Graham Reid | | <1 min read
Kirk, who died almost 30 years ago, was one of those musicians who divided jazz critics: some thought he was a showman-cum-charlatan (he could play three saxophones simultaneously) and others thought he was something close to a genius.
I head cautiously more toward the latter, although he did often seem to be pulling tricks of a bag to impress rather than to enlighten.
Certainly though a number of his albums -- We Free Kings, The Inflated Tear and Volunteered Slavery -- are in most serious jazz collections.
Since his death many live concerts have been released in an on-going series and this from Germany in 72 -- with hilarious liner notes by Joel Dorn -- is as challenging, beautiful, lazy and confrontational as any of them.
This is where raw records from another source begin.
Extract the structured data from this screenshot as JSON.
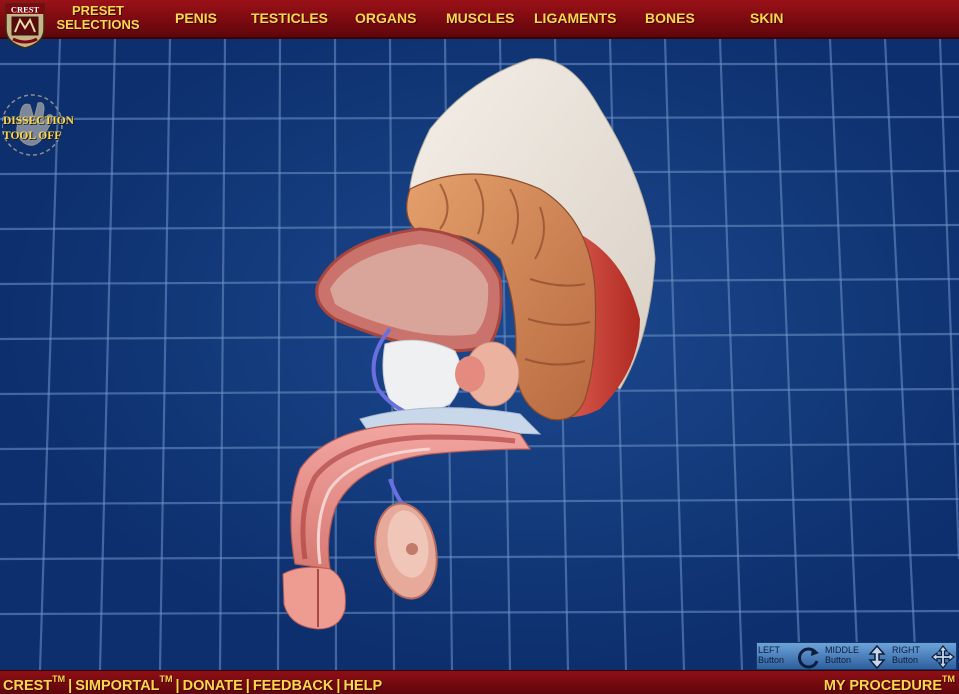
{
  "header": {
    "logo_text": "CREST",
    "preset_line1": "PRESET",
    "preset_line2": "SELECTIONS",
    "nav": [
      {
        "label": "PENIS"
      },
      {
        "label": "TESTICLES"
      },
      {
        "label": "ORGANS"
      },
      {
        "label": "MUSCLES"
      },
      {
        "label": "LIGAMENTS"
      },
      {
        "label": "BONES"
      },
      {
        "label": "SKIN"
      }
    ]
  },
  "dissection_tool": {
    "line1": "DISSECTION",
    "line2": "TOOL OFF",
    "icon": "hand-icon"
  },
  "mouse_legend": [
    {
      "line1": "LEFT",
      "line2": "Button",
      "icon": "rotate-icon"
    },
    {
      "line1": "MIDDLE",
      "line2": "Button",
      "icon": "zoom-arrows-icon"
    },
    {
      "line1": "RIGHT",
      "line2": "Button",
      "icon": "pan-arrows-icon"
    }
  ],
  "footer": {
    "crest": "CREST",
    "tm": "TM",
    "simportal": "SIMPORTAL",
    "donate": "DONATE",
    "feedback": "FEEDBACK",
    "help": "HELP",
    "separator": "|",
    "my_procedure": "MY PROCEDURE"
  },
  "colors": {
    "bar_red": "#7b0a10",
    "label_gold": "#ffd84a",
    "background_blue": "#0d2f6d",
    "grid_line": "#6f93c9"
  }
}
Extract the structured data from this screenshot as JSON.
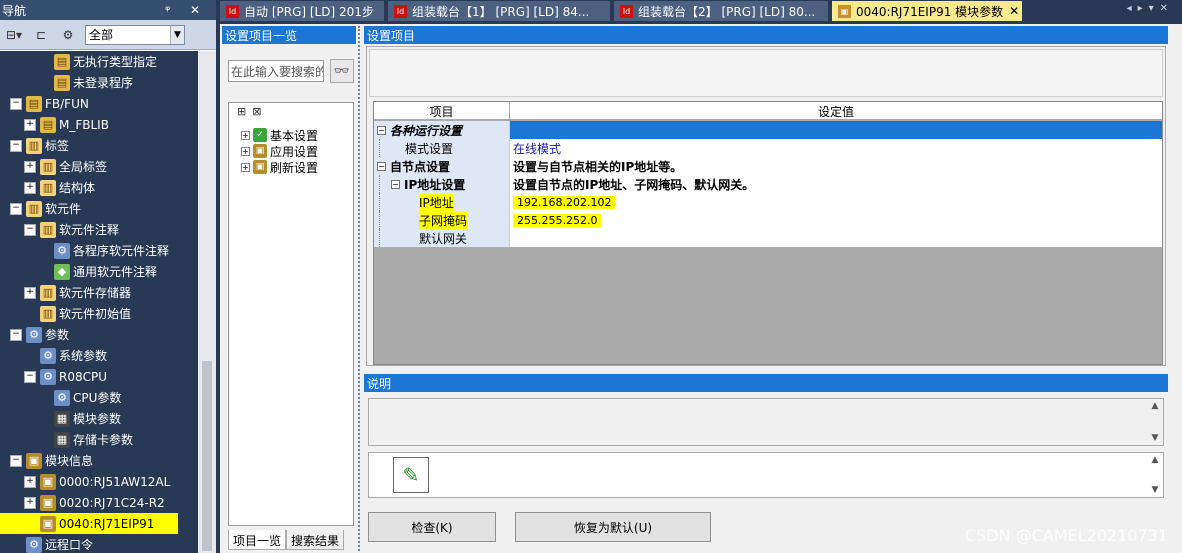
{
  "nav": {
    "title": "导航",
    "pin": "ᵠ ✕",
    "filter": "全部",
    "tree": [
      {
        "indent": 2,
        "exp": "",
        "icon": "folder",
        "label": "无执行类型指定"
      },
      {
        "indent": 2,
        "exp": "",
        "icon": "folder",
        "label": "未登录程序"
      },
      {
        "indent": 0,
        "exp": "−",
        "icon": "folder",
        "label": "FB/FUN"
      },
      {
        "indent": 1,
        "exp": "+",
        "icon": "folder",
        "label": "M_FBLIB"
      },
      {
        "indent": 0,
        "exp": "−",
        "icon": "doc",
        "label": "标签"
      },
      {
        "indent": 1,
        "exp": "+",
        "icon": "doc",
        "label": "全局标签"
      },
      {
        "indent": 1,
        "exp": "+",
        "icon": "doc",
        "label": "结构体"
      },
      {
        "indent": 0,
        "exp": "−",
        "icon": "doc",
        "label": "软元件"
      },
      {
        "indent": 1,
        "exp": "−",
        "icon": "doc",
        "label": "软元件注释"
      },
      {
        "indent": 2,
        "exp": "",
        "icon": "param",
        "label": "各程序软元件注释"
      },
      {
        "indent": 2,
        "exp": "",
        "icon": "green",
        "label": "通用软元件注释"
      },
      {
        "indent": 1,
        "exp": "+",
        "icon": "doc",
        "label": "软元件存储器"
      },
      {
        "indent": 1,
        "exp": "",
        "icon": "doc",
        "label": "软元件初始值"
      },
      {
        "indent": 0,
        "exp": "−",
        "icon": "param",
        "label": "参数"
      },
      {
        "indent": 1,
        "exp": "",
        "icon": "param",
        "label": "系统参数"
      },
      {
        "indent": 1,
        "exp": "−",
        "icon": "param",
        "label": "R08CPU"
      },
      {
        "indent": 2,
        "exp": "",
        "icon": "param",
        "label": "CPU参数"
      },
      {
        "indent": 2,
        "exp": "",
        "icon": "cpu",
        "label": "模块参数"
      },
      {
        "indent": 2,
        "exp": "",
        "icon": "cpu",
        "label": "存储卡参数"
      },
      {
        "indent": 0,
        "exp": "−",
        "icon": "mod",
        "label": "模块信息"
      },
      {
        "indent": 1,
        "exp": "+",
        "icon": "mod",
        "label": "0000:RJ51AW12AL"
      },
      {
        "indent": 1,
        "exp": "+",
        "icon": "mod",
        "label": "0020:RJ71C24-R2"
      },
      {
        "indent": 1,
        "exp": "",
        "icon": "mod",
        "label": "0040:RJ71EIP91",
        "highlight": true
      },
      {
        "indent": 0,
        "exp": "",
        "icon": "param",
        "label": "远程口令"
      }
    ]
  },
  "tabs": [
    {
      "label": "自动 [PRG] [LD] 201步",
      "active": false
    },
    {
      "label": "组装载台【1】 [PRG] [LD] 84...",
      "active": false
    },
    {
      "label": "组装载台【2】 [PRG] [LD] 80...",
      "active": false
    },
    {
      "label": "0040:RJ71EIP91 模块参数",
      "active": true
    }
  ],
  "left_pane": {
    "title": "设置项目一览",
    "search_placeholder": "在此输入要搜索的",
    "items": [
      "基本设置",
      "应用设置",
      "刷新设置"
    ],
    "bottom_tabs": [
      "项目一览",
      "搜索结果"
    ]
  },
  "settings": {
    "title": "设置项目",
    "col_item": "项目",
    "col_value": "设定值",
    "rows": [
      {
        "item": "各种运行设置",
        "value": "",
        "level": 0,
        "exp": "−",
        "italic": true,
        "selected": true
      },
      {
        "item": "模式设置",
        "value": "在线模式",
        "level": 1,
        "exp": "",
        "valueColor": "blue"
      },
      {
        "item": "自节点设置",
        "value": "设置与自节点相关的IP地址等。",
        "level": 0,
        "exp": "−",
        "bold": true
      },
      {
        "item": "IP地址设置",
        "value": "设置自节点的IP地址、子网掩码、默认网关。",
        "level": 1,
        "exp": "−",
        "bold": true
      },
      {
        "item": "IP地址",
        "value": "192.168.202.102",
        "level": 2,
        "exp": "",
        "highlight": true
      },
      {
        "item": "子网掩码",
        "value": "255.255.252.0",
        "level": 2,
        "exp": "",
        "highlight": true
      },
      {
        "item": "默认网关",
        "value": "",
        "level": 2,
        "exp": ""
      }
    ]
  },
  "explain": {
    "title": "说明"
  },
  "buttons": {
    "check": "检查(K)",
    "reset": "恢复为默认(U)"
  },
  "watermark": "CSDN @CAMEL20210731"
}
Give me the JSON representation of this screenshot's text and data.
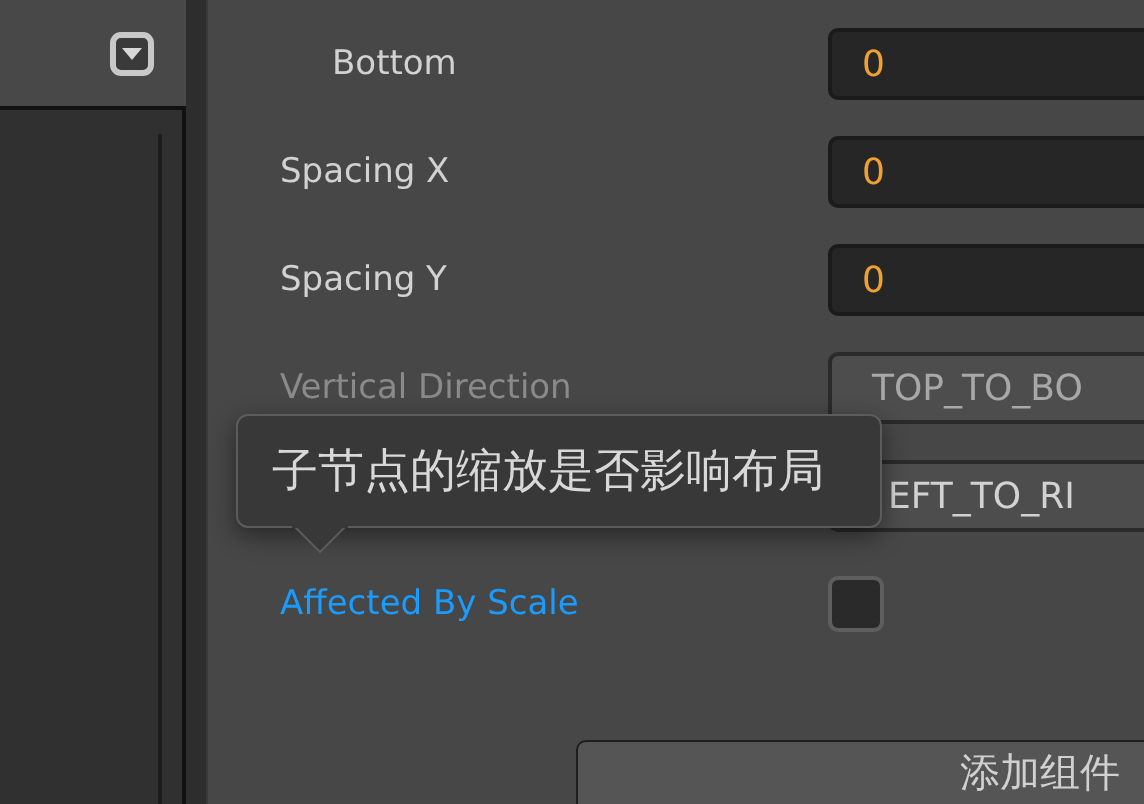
{
  "properties": [
    {
      "kind": "number",
      "label": "Bottom",
      "indented": true,
      "value": "0",
      "disabled": false
    },
    {
      "kind": "number",
      "label": "Spacing X",
      "indented": false,
      "value": "0",
      "disabled": false
    },
    {
      "kind": "number",
      "label": "Spacing Y",
      "indented": false,
      "value": "0",
      "disabled": false
    },
    {
      "kind": "enum",
      "label": "Vertical Direction",
      "indented": false,
      "value": "TOP_TO_BO",
      "disabled": true
    },
    {
      "kind": "enum",
      "value": "EFT_TO_RI",
      "disabled": false
    },
    {
      "kind": "checkbox",
      "label": "Affected By Scale",
      "indented": false,
      "checked": false,
      "disabled": false,
      "highlighted": true
    }
  ],
  "tooltip": "子节点的缩放是否影响布局",
  "add_component_button": "添加组件"
}
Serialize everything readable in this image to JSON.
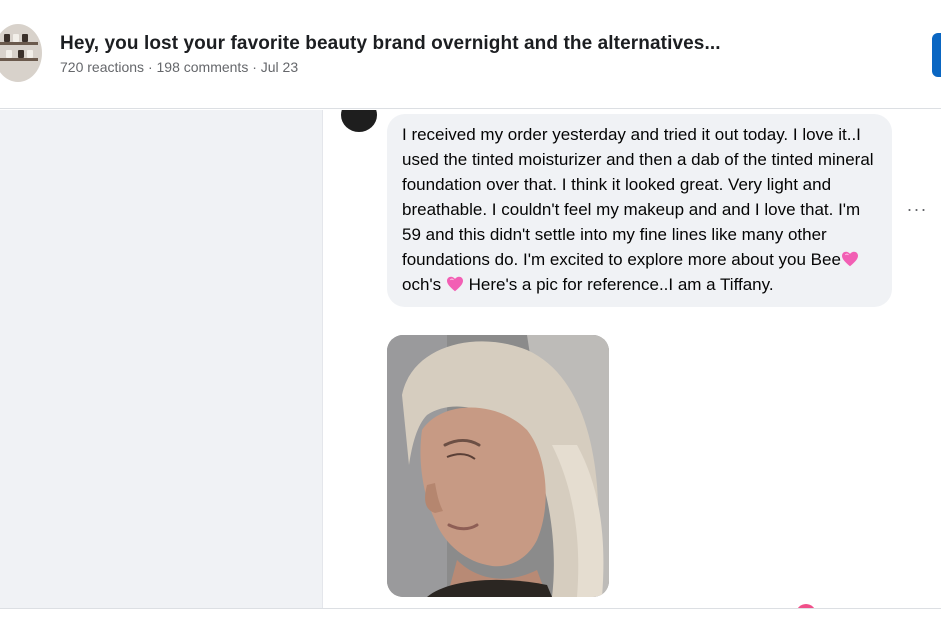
{
  "header": {
    "title": "Hey, you lost your favorite beauty brand overnight and the alternatives...",
    "meta": "720 reactions · 198 comments · Jul 23",
    "thumbnail_icon": "post-thumbnail"
  },
  "comment": {
    "text_part1": "I received my order yesterday and tried it out today. I love it..I used the tinted moisturizer and then a dab of the tinted mineral foundation over that. I think it looked great. Very light and breathable. I couldn't feel my makeup and and I love that. I'm 59 and this didn't settle into my fine lines like many other foundations do. I'm excited to explore more about you Bee",
    "text_part2": "och's ",
    "text_part3": " Here's a pic for reference..I am a Tiffany.",
    "heart_icon": "pink-heart-icon",
    "more_icon": "more-options-icon",
    "more_label": "···",
    "photo_icon": "comment-photo"
  },
  "colors": {
    "accent": "#0a66c2",
    "bubble": "#f0f2f5",
    "heart": "#f25fb4",
    "muted_text": "#65676b"
  }
}
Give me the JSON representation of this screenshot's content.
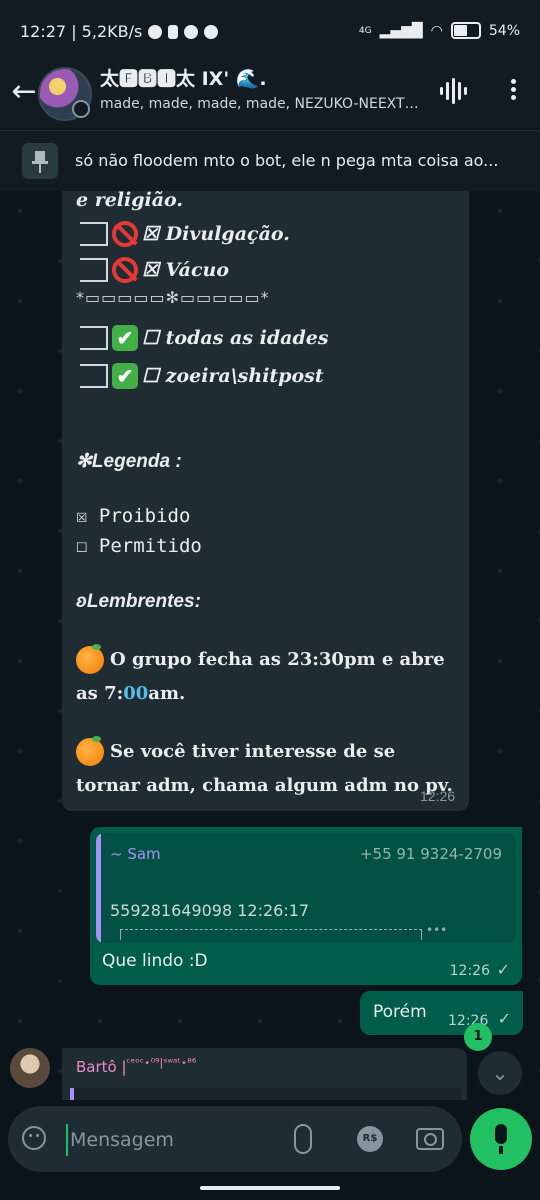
{
  "status": {
    "time_speed": "12:27 | 5,2KB/s",
    "network": "4G",
    "battery": "54%"
  },
  "header": {
    "title": "太🅵🅱🅸太 IX' 🌊.",
    "subtitle": "made, made, made, made, NEZUKO-NEEXT,..."
  },
  "pinned": {
    "text": "só não floodem mto o bot, ele n pega mta coisa ao..."
  },
  "message1": {
    "top_line": "e religião.",
    "rules": [
      {
        "label": "☒ Divulgação.",
        "icon": "prohibited-icon"
      },
      {
        "label": "☒ Vácuo",
        "icon": "prohibited-icon"
      },
      {
        "label": "☐ todas as idades",
        "icon": "check-icon"
      },
      {
        "label": "☐ zoeira\\shitpost",
        "icon": "check-icon"
      }
    ],
    "divider": "*▭▭▭▭▭✻▭▭▭▭▭*",
    "legend_title": "✻Legenda :",
    "legend_items": [
      "☒ Proibido",
      "☐ Permitido"
    ],
    "reminder_title": "ʚLembrentes:",
    "para1": "O grupo fecha as 23:30pm e abre as 7:",
    "para1_blue": "00",
    "para1_end": "am.",
    "para2": "Se você tiver interesse de se tornar adm, chama algum adm no pv.",
    "time": "12:26"
  },
  "message2": {
    "quote_name": "~ Sam",
    "quote_phone": "+55 91 9324-2709",
    "quote_text": "559281649098 12:26:17",
    "text": "Que lindo :D",
    "time": "12:26"
  },
  "message3": {
    "text": "Porém",
    "time": "12:26"
  },
  "unread_count": "1",
  "message4": {
    "sender": "Bartô |",
    "sender_tag": "ᶜᵉᵒᶜ⋆⁰⁹|ˢʷᵃᵗ⋆⁸⁶"
  },
  "composer": {
    "placeholder": "Mensagem",
    "currency": "R$"
  },
  "colors": {
    "accent": "#21c063",
    "outgoing": "#005c4b",
    "incoming": "#202c33",
    "background": "#0b141a"
  }
}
Kirk here essays tunes by Coltrane, Smokey Robinson's My Girl, the standard Lush Life, and the kitschy ballad I Want To Make It With You. All in his own way, of course, as he reached from free jazz through classic soul to pop.
No wonder some hardcore jazz critics hated him.